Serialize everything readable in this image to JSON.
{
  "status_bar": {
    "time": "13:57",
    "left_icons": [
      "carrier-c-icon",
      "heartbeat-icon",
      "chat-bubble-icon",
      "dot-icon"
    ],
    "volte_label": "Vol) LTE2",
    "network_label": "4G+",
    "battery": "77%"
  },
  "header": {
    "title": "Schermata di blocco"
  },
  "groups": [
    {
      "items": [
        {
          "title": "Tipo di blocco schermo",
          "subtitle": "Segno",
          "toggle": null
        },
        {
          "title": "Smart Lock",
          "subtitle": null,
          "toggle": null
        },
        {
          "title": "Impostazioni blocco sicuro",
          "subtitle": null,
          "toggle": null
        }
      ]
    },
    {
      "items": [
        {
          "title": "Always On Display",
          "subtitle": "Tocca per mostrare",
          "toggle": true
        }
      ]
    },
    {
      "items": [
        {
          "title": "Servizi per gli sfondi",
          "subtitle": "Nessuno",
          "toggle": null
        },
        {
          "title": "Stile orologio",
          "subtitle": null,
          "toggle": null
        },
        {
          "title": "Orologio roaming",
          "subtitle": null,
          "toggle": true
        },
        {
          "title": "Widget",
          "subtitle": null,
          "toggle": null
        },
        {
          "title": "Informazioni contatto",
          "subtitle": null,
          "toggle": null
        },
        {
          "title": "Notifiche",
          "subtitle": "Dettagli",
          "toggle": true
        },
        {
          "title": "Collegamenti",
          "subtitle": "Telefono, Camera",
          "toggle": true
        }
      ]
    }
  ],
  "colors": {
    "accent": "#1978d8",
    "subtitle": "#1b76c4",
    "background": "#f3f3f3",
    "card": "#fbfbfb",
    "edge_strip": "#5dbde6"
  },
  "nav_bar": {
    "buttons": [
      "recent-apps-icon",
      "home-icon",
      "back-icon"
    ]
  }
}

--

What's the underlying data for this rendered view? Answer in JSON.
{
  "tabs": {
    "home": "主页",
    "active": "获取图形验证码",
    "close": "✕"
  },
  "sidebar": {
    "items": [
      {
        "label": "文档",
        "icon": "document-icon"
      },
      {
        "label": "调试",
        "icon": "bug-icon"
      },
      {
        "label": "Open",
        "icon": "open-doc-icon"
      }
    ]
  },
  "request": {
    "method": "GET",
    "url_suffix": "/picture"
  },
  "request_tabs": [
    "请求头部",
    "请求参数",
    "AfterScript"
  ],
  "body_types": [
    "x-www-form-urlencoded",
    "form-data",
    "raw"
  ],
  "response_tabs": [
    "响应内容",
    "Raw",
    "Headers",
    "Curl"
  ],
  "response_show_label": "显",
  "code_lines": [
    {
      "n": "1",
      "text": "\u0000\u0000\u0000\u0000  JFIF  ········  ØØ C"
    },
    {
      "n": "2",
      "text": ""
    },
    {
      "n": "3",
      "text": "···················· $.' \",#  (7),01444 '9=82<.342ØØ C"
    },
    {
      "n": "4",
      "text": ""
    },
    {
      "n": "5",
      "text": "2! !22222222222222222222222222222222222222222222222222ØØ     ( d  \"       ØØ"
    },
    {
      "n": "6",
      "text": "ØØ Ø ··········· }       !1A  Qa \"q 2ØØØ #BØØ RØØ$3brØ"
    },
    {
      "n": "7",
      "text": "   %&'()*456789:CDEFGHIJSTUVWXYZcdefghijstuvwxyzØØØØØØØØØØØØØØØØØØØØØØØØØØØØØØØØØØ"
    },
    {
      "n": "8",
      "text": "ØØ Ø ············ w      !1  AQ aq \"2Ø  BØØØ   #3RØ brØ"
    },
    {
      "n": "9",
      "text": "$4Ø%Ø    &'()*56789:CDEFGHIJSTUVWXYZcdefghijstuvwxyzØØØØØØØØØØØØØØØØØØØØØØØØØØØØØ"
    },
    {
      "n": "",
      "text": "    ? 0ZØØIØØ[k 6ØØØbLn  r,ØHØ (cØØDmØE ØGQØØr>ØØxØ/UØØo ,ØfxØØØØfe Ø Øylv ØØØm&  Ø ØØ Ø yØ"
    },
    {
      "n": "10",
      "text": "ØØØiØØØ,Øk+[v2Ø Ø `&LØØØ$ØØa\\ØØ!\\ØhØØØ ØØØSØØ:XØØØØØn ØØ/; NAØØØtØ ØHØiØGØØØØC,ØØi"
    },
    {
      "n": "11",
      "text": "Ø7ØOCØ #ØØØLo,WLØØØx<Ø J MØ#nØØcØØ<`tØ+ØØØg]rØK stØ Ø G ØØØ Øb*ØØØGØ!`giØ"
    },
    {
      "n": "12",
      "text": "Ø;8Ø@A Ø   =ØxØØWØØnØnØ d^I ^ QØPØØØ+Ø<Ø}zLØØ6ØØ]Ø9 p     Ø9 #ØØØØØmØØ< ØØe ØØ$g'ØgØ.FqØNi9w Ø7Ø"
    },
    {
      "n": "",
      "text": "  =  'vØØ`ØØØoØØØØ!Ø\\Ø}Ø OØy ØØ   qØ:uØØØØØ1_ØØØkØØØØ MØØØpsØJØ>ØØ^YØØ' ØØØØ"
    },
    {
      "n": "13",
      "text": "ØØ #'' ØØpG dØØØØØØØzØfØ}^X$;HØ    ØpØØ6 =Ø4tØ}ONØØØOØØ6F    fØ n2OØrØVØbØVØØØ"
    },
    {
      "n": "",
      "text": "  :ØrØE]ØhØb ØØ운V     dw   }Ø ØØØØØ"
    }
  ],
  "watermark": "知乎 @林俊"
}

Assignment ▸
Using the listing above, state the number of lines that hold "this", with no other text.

Solution to the exercise ▸
2